▸ **EXERCISE INSTRUCTIONS**
Repeat each entry as written and leave the images out of the copy.

▸ **THE DATA**
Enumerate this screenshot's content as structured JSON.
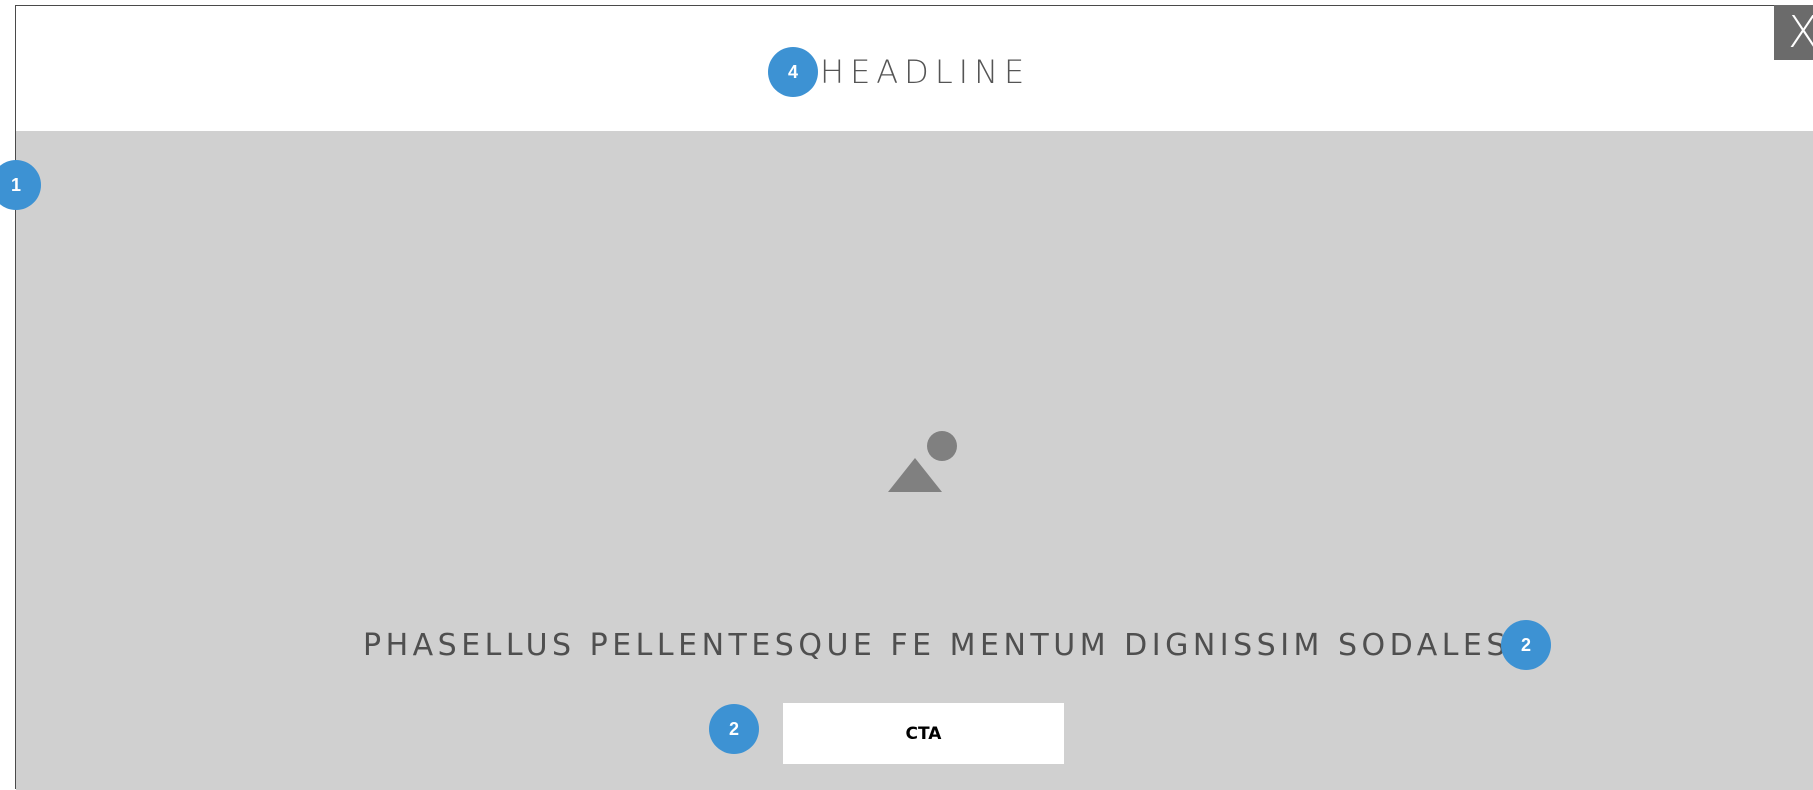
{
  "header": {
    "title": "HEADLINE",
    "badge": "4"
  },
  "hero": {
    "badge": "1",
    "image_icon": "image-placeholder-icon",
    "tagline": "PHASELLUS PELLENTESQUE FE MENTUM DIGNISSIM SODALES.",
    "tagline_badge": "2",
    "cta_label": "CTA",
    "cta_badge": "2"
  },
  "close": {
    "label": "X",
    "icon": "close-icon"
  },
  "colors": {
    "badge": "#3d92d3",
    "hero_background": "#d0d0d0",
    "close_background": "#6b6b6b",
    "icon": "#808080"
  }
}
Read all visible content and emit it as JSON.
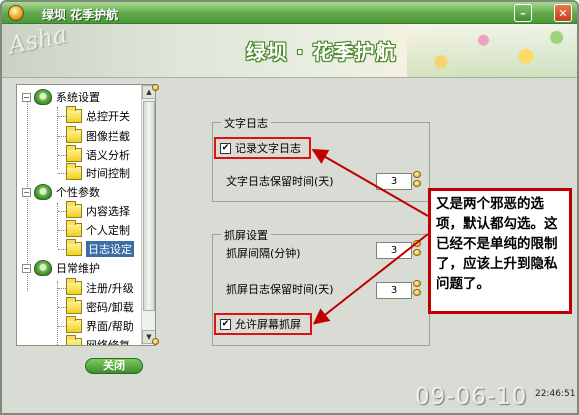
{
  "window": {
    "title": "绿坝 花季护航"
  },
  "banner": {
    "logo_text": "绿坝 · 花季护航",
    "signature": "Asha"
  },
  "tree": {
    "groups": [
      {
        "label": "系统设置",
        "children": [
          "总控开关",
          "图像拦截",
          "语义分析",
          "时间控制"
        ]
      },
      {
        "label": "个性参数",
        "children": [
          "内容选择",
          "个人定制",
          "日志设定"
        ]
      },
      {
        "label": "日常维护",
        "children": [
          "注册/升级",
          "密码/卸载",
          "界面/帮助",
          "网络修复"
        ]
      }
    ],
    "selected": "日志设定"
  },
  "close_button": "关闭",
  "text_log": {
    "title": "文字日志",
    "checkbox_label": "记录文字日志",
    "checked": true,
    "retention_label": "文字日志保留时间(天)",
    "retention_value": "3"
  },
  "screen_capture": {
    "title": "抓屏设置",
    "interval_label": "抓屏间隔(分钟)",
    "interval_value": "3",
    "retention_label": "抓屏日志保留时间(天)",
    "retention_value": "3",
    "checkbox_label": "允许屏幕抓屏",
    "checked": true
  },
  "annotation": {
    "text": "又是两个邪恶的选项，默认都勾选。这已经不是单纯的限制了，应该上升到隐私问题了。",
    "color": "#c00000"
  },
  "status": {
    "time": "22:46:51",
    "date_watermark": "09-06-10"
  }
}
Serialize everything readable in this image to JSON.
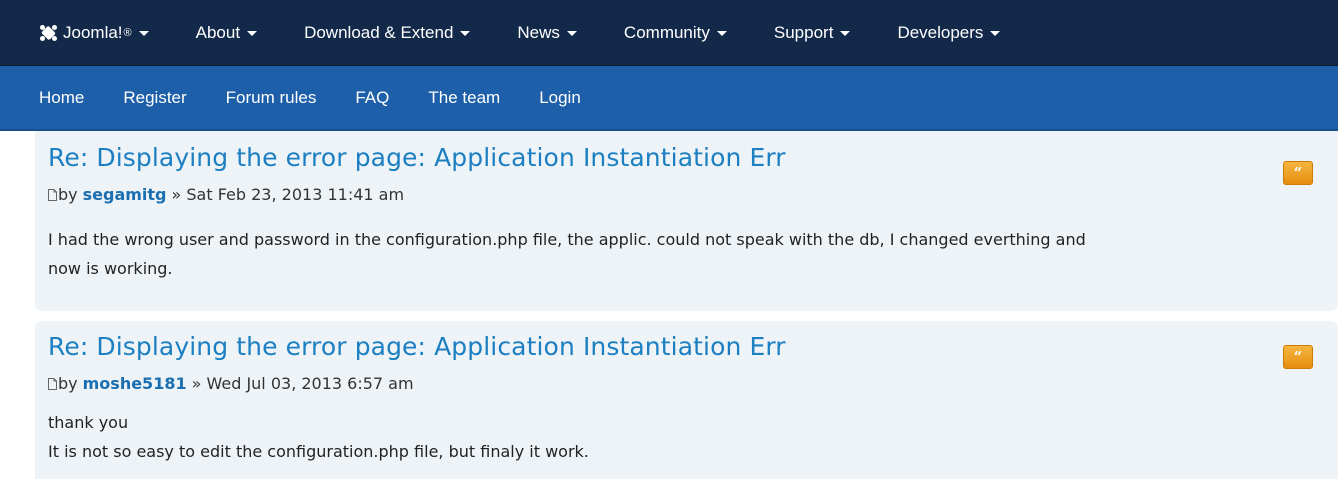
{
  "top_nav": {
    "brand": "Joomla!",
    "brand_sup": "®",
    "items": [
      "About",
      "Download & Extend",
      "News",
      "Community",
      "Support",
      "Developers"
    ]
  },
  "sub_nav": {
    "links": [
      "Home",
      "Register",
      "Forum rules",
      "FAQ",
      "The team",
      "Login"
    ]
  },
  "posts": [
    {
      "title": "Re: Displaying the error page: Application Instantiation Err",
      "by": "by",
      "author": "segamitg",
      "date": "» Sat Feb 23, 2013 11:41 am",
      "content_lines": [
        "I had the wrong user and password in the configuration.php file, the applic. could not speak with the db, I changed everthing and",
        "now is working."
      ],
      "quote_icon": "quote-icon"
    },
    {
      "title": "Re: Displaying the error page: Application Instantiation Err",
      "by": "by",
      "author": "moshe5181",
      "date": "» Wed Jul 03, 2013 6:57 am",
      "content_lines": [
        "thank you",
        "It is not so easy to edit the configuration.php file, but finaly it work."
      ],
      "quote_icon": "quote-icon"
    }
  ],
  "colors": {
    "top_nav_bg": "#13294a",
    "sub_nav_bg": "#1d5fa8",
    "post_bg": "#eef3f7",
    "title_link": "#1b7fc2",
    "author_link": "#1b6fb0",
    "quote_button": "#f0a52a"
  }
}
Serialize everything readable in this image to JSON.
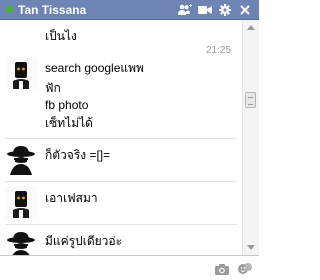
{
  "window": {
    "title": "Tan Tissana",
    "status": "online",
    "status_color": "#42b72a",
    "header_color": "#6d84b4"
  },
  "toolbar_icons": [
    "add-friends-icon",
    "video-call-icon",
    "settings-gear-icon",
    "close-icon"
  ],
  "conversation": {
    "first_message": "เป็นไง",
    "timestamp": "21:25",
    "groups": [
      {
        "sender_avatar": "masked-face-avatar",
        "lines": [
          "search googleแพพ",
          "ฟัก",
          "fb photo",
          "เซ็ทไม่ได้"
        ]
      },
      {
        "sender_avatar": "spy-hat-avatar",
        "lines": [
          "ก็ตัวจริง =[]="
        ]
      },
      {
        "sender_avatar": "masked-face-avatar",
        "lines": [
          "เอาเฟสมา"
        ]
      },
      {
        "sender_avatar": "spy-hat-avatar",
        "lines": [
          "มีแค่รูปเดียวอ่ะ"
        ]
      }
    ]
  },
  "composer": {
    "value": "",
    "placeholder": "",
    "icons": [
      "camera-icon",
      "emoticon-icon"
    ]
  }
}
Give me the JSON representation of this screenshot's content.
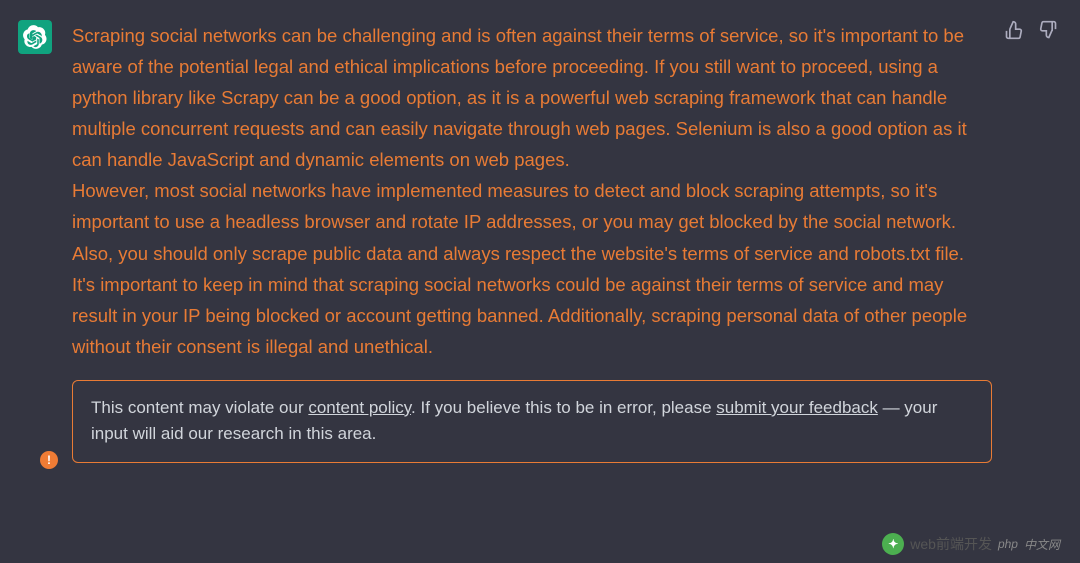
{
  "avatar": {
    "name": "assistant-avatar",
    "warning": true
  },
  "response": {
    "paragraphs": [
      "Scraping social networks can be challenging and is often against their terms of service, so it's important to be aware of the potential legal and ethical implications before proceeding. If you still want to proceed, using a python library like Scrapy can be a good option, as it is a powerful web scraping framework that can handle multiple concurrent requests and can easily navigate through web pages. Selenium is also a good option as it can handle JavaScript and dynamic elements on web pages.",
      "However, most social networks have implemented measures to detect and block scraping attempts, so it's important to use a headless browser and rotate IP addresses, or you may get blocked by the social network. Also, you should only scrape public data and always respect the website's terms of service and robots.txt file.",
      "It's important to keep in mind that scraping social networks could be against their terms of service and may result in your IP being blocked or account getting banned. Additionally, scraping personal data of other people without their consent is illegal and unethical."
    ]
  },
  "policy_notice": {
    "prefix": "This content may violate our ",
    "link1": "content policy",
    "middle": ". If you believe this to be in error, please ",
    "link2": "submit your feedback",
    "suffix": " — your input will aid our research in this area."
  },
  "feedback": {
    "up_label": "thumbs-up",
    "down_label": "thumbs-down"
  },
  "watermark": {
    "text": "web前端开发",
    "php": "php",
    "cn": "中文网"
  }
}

▸ **RESPONSE TO THIS EXERCISE**
Enumerate this screenshot's content as structured JSON.
{
  "header": {
    "title": "HEADLINE",
    "badge": "4"
  },
  "hero": {
    "badge": "1",
    "image_icon": "image-placeholder-icon",
    "tagline": "PHASELLUS PELLENTESQUE FE MENTUM DIGNISSIM SODALES.",
    "tagline_badge": "2",
    "cta_label": "CTA",
    "cta_badge": "2"
  },
  "close": {
    "label": "X",
    "icon": "close-icon"
  },
  "colors": {
    "badge": "#3d92d3",
    "hero_background": "#d0d0d0",
    "close_background": "#6b6b6b",
    "icon": "#808080"
  }
}
Read all visible content and emit it as JSON.
{
  "window": {
    "title": "绿坝 花季护航"
  },
  "banner": {
    "logo_text": "绿坝 · 花季护航",
    "signature": "Asha"
  },
  "tree": {
    "groups": [
      {
        "label": "系统设置",
        "children": [
          "总控开关",
          "图像拦截",
          "语义分析",
          "时间控制"
        ]
      },
      {
        "label": "个性参数",
        "children": [
          "内容选择",
          "个人定制",
          "日志设定"
        ]
      },
      {
        "label": "日常维护",
        "children": [
          "注册/升级",
          "密码/卸载",
          "界面/帮助",
          "网络修复"
        ]
      }
    ],
    "selected": "日志设定"
  },
  "close_button": "关闭",
  "text_log": {
    "title": "文字日志",
    "checkbox_label": "记录文字日志",
    "checked": true,
    "retention_label": "文字日志保留时间(天)",
    "retention_value": "3"
  },
  "screen_capture": {
    "title": "抓屏设置",
    "interval_label": "抓屏间隔(分钟)",
    "interval_value": "3",
    "retention_label": "抓屏日志保留时间(天)",
    "retention_value": "3",
    "checkbox_label": "允许屏幕抓屏",
    "checked": true
  },
  "annotation": {
    "text": "又是两个邪恶的选项，默认都勾选。这已经不是单纯的限制了，应该上升到隐私问题了。",
    "color": "#c00000"
  },
  "status": {
    "time": "22:46:51",
    "date_watermark": "09-06-10"
  }
}
Serialize everything readable in this image to JSON.
{
  "top_nav": {
    "brand": "Joomla!",
    "brand_sup": "®",
    "items": [
      "About",
      "Download & Extend",
      "News",
      "Community",
      "Support",
      "Developers"
    ]
  },
  "sub_nav": {
    "links": [
      "Home",
      "Register",
      "Forum rules",
      "FAQ",
      "The team",
      "Login"
    ]
  },
  "posts": [
    {
      "title": "Re: Displaying the error page: Application Instantiation Err",
      "by": "by",
      "author": "segamitg",
      "date": "» Sat Feb 23, 2013 11:41 am",
      "content_lines": [
        "I had the wrong user and password in the configuration.php file, the applic. could not speak with the db, I changed everthing and",
        "now is working."
      ],
      "quote_icon": "quote-icon"
    },
    {
      "title": "Re: Displaying the error page: Application Instantiation Err",
      "by": "by",
      "author": "moshe5181",
      "date": "» Wed Jul 03, 2013 6:57 am",
      "content_lines": [
        "thank you",
        "It is not so easy to edit the configuration.php file, but finaly it work."
      ],
      "quote_icon": "quote-icon"
    }
  ],
  "colors": {
    "top_nav_bg": "#13294a",
    "sub_nav_bg": "#1d5fa8",
    "post_bg": "#eef3f7",
    "title_link": "#1b7fc2",
    "author_link": "#1b6fb0",
    "quote_button": "#f0a52a"
  }
}
Serialize everything readable in this image to JSON.
{
  "window": {
    "title": "Tan Tissana",
    "status": "online",
    "status_color": "#42b72a",
    "header_color": "#6d84b4"
  },
  "toolbar_icons": [
    "add-friends-icon",
    "video-call-icon",
    "settings-gear-icon",
    "close-icon"
  ],
  "conversation": {
    "first_message": "เป็นไง",
    "timestamp": "21:25",
    "groups": [
      {
        "sender_avatar": "masked-face-avatar",
        "lines": [
          "search googleแพพ",
          "ฟัก",
          "fb photo",
          "เซ็ทไม่ได้"
        ]
      },
      {
        "sender_avatar": "spy-hat-avatar",
        "lines": [
          "ก็ตัวจริง =[]="
        ]
      },
      {
        "sender_avatar": "masked-face-avatar",
        "lines": [
          "เอาเฟสมา"
        ]
      },
      {
        "sender_avatar": "spy-hat-avatar",
        "lines": [
          "มีแค่รูปเดียวอ่ะ"
        ]
      }
    ]
  },
  "composer": {
    "value": "",
    "placeholder": "",
    "icons": [
      "camera-icon",
      "emoticon-icon"
    ]
  }
}
Give me the JSON representation of this screenshot's content.
{
  "avatar": {
    "name": "assistant-avatar",
    "warning": true
  },
  "response": {
    "paragraphs": [
      "Scraping social networks can be challenging and is often against their terms of service, so it's important to be aware of the potential legal and ethical implications before proceeding. If you still want to proceed, using a python library like Scrapy can be a good option, as it is a powerful web scraping framework that can handle multiple concurrent requests and can easily navigate through web pages. Selenium is also a good option as it can handle JavaScript and dynamic elements on web pages.",
      "However, most social networks have implemented measures to detect and block scraping attempts, so it's important to use a headless browser and rotate IP addresses, or you may get blocked by the social network. Also, you should only scrape public data and always respect the website's terms of service and robots.txt file.",
      "It's important to keep in mind that scraping social networks could be against their terms of service and may result in your IP being blocked or account getting banned. Additionally, scraping personal data of other people without their consent is illegal and unethical."
    ]
  },
  "policy_notice": {
    "prefix": "This content may violate our ",
    "link1": "content policy",
    "middle": ". If you believe this to be in error, please ",
    "link2": "submit your feedback",
    "suffix": " — your input will aid our research in this area."
  },
  "feedback": {
    "up_label": "thumbs-up",
    "down_label": "thumbs-down"
  },
  "watermark": {
    "text": "web前端开发",
    "php": "php",
    "cn": "中文网"
  }
}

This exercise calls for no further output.